Official: Al Qaeda Hiding Near Kashmir

India's defense minister said Tuesday that members of Usama bin Laden's Al Qaeda network and Taliban fighters from Afghanistan are among the militants in Pakistan-controlled Kashmir.

"We have information that the number of terrorists who are on the other side of the border ... (are) people who have fled from Afghanistan, Al Qaeda men and Talibanis," Defense Minister George Fernandes said in a television interview.

Fernandes spoke on independent Star News Television, responding to a speech given Monday by President Gen. Pervez Musharraf, in which the Pakistani leader said there was no more infiltration of militants across the cease-fire line that separates the Indian and Pakistani portions of Kashmir.

The South Asian neighbors have fought two wars over Kashmir since they gained independence from Britain in 1947 and both claim the Himalayan region in its entirety.

"For Musharraf to say that infiltration is now no more there, first of all it is an admission that it was there and they were responsible for that," Fernandes said. "But what he has said about the present situation is totally wrong."

A Pakistani army spokesman rejected Fernandes' statement as baseless. Speaking on condition of anonymity, he told The Associated Press in Islamabad there were no Al Qaeda men or Taliban in Kashmir.

A senior Indian security official in Kashmir told The Associated Press that intelligence on the presence of Al Qaeda forces in Pakistan-controlled Kashmir has been available since the collapse of the Taliban in Afghanistan.

According to ground intelligence, including information from guerrilla training camps inside Pakistan-controlled Kashmir, there are between 2,500 and 3,000 militants in the region, the intelligence official said, speaking on condition of anonymity.

A large number of militants were believed to be Al Qaeda members, he said, most of whom are believed to be Saudi citizens.

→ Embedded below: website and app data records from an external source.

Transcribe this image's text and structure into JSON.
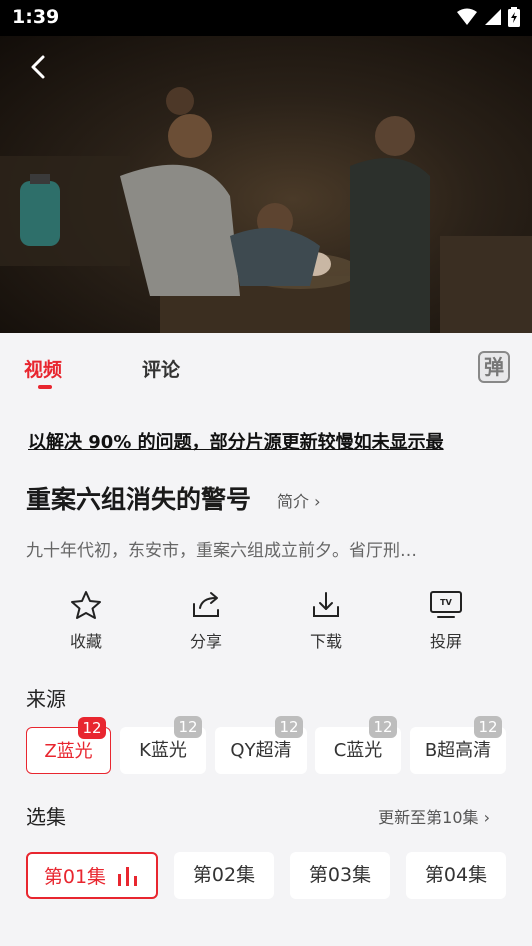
{
  "status_bar": {
    "time": "1:39"
  },
  "tabs": {
    "video": "视频",
    "comment": "评论",
    "danmaku": "弹"
  },
  "notice": "以解决 90% 的问题，部分片源更新较慢如未显示最",
  "show": {
    "title": "重案六组消失的警号",
    "intro_link": "简介 ›",
    "description": "九十年代初，东安市，重案六组成立前夕。省厅刑…"
  },
  "actions": [
    {
      "label": "收藏",
      "icon": "star-icon"
    },
    {
      "label": "分享",
      "icon": "share-icon"
    },
    {
      "label": "下载",
      "icon": "download-icon"
    },
    {
      "label": "投屏",
      "icon": "tv-cast-icon"
    }
  ],
  "sources": {
    "title": "来源",
    "items": [
      {
        "label": "Z蓝光",
        "badge": "12",
        "active": true
      },
      {
        "label": "K蓝光",
        "badge": "12",
        "active": false
      },
      {
        "label": "QY超清",
        "badge": "12",
        "active": false
      },
      {
        "label": "C蓝光",
        "badge": "12",
        "active": false
      },
      {
        "label": "B超高清",
        "badge": "12",
        "active": false
      }
    ]
  },
  "episodes": {
    "title": "选集",
    "update_link": "更新至第10集 ›",
    "items": [
      {
        "label": "第01集",
        "active": true
      },
      {
        "label": "第02集",
        "active": false
      },
      {
        "label": "第03集",
        "active": false
      },
      {
        "label": "第04集",
        "active": false
      }
    ]
  },
  "colors": {
    "accent": "#e8262f",
    "background": "#f4f4f6"
  }
}
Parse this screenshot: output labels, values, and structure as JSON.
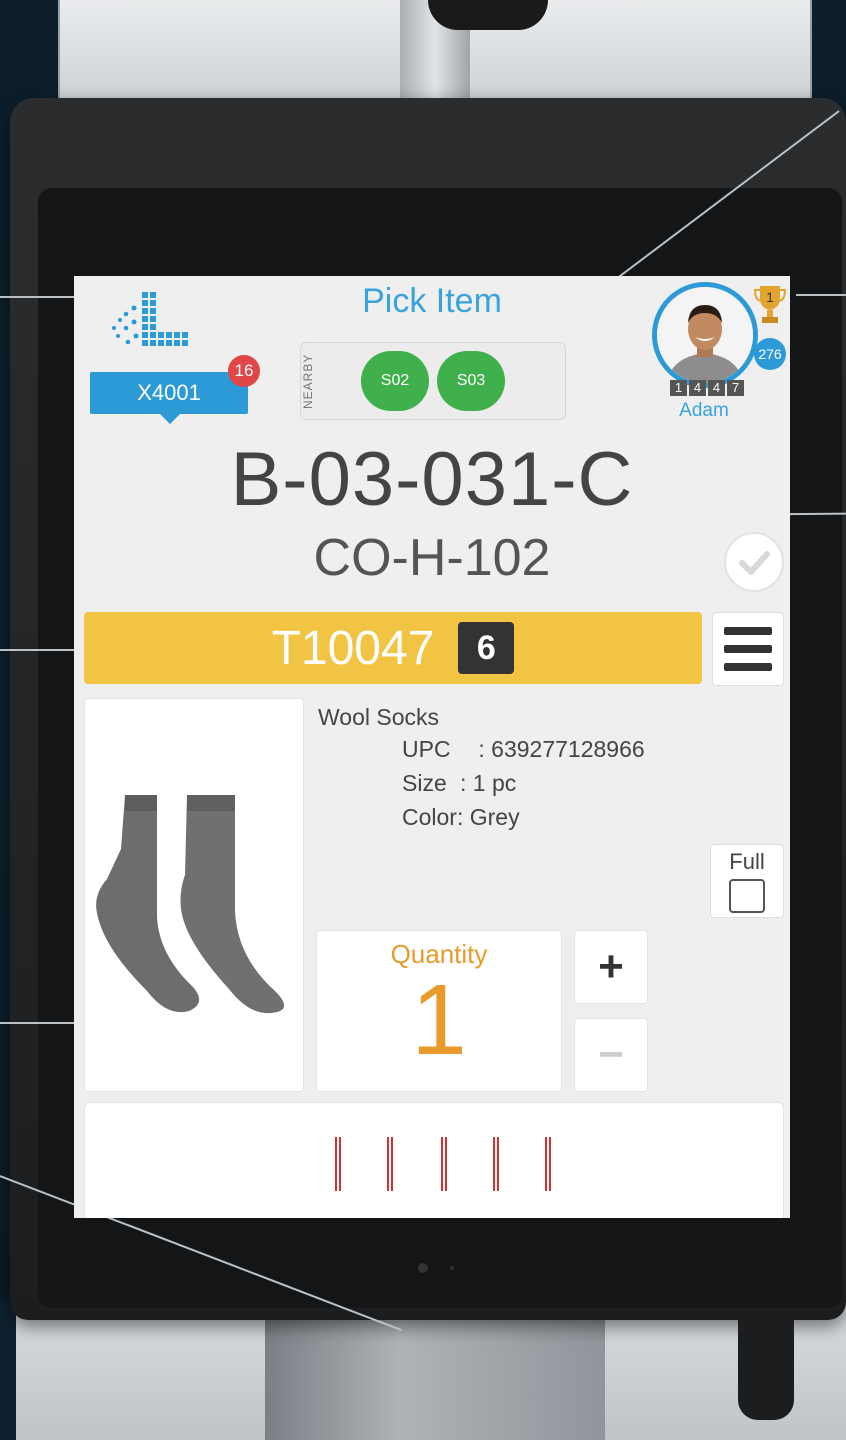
{
  "header": {
    "title": "Pick Item",
    "station": "X4001",
    "station_badge": "16",
    "nearby_label": "NEARBY",
    "nearby": [
      "S02",
      "S03"
    ]
  },
  "user": {
    "name": "Adam",
    "rank": "1",
    "score": "276",
    "digits": [
      "1",
      "4",
      "4",
      "7"
    ]
  },
  "location": {
    "bin": "B-03-031-C",
    "code": "CO-H-102"
  },
  "tote": {
    "id": "T10047",
    "count": "6"
  },
  "product": {
    "name": "Wool Socks",
    "upc_label": "UPC",
    "upc": "639277128966",
    "size_label": "Size",
    "size": "1 pc",
    "color_label": "Color",
    "color": "Grey",
    "image_icon": "socks-image"
  },
  "full": {
    "label": "Full",
    "checked": false
  },
  "quantity": {
    "label": "Quantity",
    "value": "1",
    "plus": "+",
    "minus": "−"
  },
  "colors": {
    "accent": "#2b9ad6",
    "nearby_green": "#3fb04b",
    "tote_yellow": "#f2c443",
    "quantity_orange": "#e89a2b",
    "badge_red": "#e04646"
  }
}
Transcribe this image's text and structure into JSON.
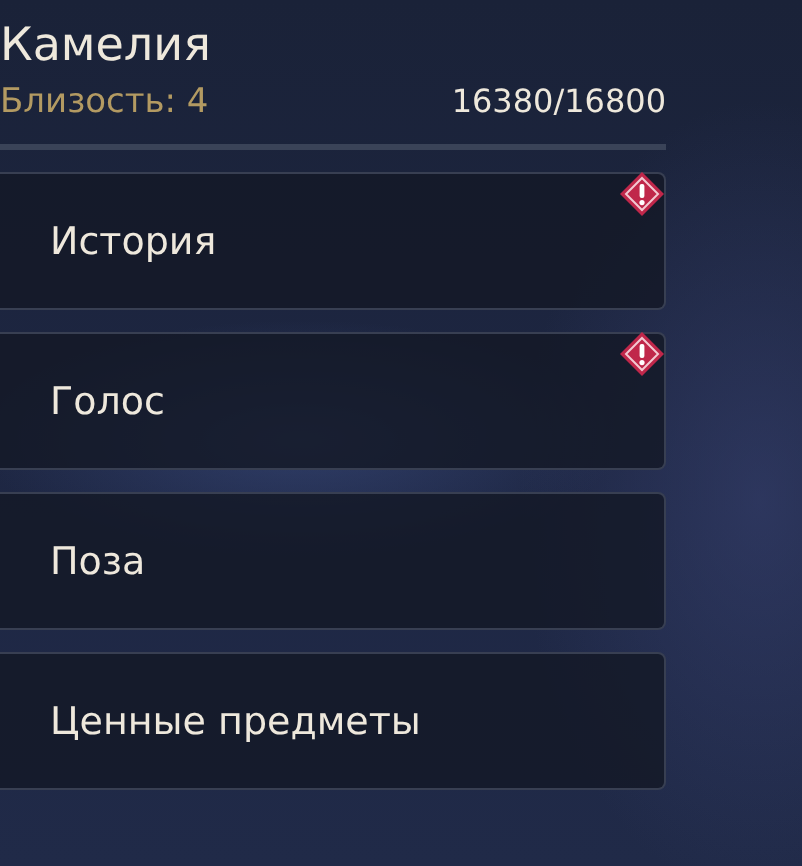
{
  "character": {
    "name": "Камелия",
    "affinity": "Близость: 4",
    "progress": "16380/16800"
  },
  "menu": [
    {
      "label": "История",
      "alert": true
    },
    {
      "label": "Голос",
      "alert": true
    },
    {
      "label": "Поза",
      "alert": false
    },
    {
      "label": "Ценные предметы",
      "alert": false
    }
  ]
}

The Bush administration has long said the Al Qaeda network is extensive, and likely spread across dozens of countries far from its former headquarters in Afghanistan.

U.S. Special Forces troops assigned to the war in Afghanistan recently have deployed to western Pakistan's tribal belt to help Pakistani troops flush the militants out.

The Indian intelligence report was the first suggestion that large numbers of fleeing Al Qaeda and Taliban were in Pakistan-controlled Kashmir.

There was no immediate comment from U.S. officials on the report.

India accuses Pakistan of waging a proxy war by training, arming and funding Islamic militants based in Pakistan and Pakistan's portion of Kashmir, and allowing them or helping them to cross the frontier into Indian territory.

Pakistan has denied Indian charges that it supports the Islamic extremists with money and arms, but says it give "moral" support for what it calls a freedom struggle. Pakistan has repeatedly said that the fighters in Kashmir are Kashmiris.

Even before the Taliban's collapse, Indian soldiers and police had said that some of the guerrillas they had killed were Pakistanis, Afghans, Saudis and other nationalities, in addition to Kashmiris.

A million troops are deployed on both sides of the "Line of Control" frontier in Kashmir, and Pakistan has ratcheted up the pressure with three missile tests in recent days that it claimed were unrelated to the current dispute. India has blamed Pakistani-based militants for two major attacks over the past six months. The Islamabad government and the militants denied involvement.